Your instructions -
Counting only lines below that contain the string "бирок", give the total as a single number.

Records for processing -
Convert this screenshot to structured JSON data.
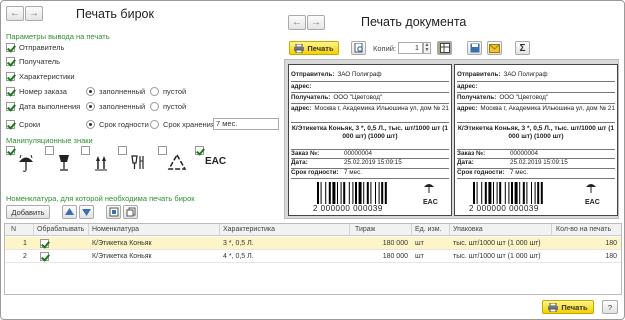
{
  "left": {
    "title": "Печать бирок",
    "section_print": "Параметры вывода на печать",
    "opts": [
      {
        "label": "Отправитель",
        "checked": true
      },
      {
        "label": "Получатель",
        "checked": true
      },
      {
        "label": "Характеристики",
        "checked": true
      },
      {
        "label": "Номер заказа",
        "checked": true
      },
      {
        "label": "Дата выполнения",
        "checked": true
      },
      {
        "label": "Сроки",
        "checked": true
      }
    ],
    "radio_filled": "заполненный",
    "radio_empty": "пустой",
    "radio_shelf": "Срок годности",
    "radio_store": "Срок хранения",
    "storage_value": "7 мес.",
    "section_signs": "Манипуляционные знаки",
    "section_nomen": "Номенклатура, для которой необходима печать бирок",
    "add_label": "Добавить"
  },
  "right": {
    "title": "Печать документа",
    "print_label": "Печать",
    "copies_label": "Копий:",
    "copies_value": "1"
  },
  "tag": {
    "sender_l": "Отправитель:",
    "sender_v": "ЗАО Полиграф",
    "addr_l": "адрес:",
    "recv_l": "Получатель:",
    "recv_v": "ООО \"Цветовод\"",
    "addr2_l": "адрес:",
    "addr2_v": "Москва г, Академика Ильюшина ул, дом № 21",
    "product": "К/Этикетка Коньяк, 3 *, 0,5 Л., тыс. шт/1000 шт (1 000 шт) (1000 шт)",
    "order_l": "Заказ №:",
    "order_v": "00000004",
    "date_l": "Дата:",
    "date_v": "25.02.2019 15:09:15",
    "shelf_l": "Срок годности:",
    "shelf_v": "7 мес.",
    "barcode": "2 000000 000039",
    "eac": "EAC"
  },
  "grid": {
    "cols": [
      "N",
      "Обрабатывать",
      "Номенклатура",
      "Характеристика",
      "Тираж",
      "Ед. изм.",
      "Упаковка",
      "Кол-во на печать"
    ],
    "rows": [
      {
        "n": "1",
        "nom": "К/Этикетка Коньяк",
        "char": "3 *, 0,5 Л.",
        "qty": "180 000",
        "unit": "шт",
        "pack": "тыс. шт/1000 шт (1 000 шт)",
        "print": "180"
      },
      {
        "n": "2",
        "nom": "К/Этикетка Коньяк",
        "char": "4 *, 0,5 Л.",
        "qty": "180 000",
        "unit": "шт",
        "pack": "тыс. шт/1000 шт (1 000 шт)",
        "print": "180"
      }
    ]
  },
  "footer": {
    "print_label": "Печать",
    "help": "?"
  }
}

The completed task -
2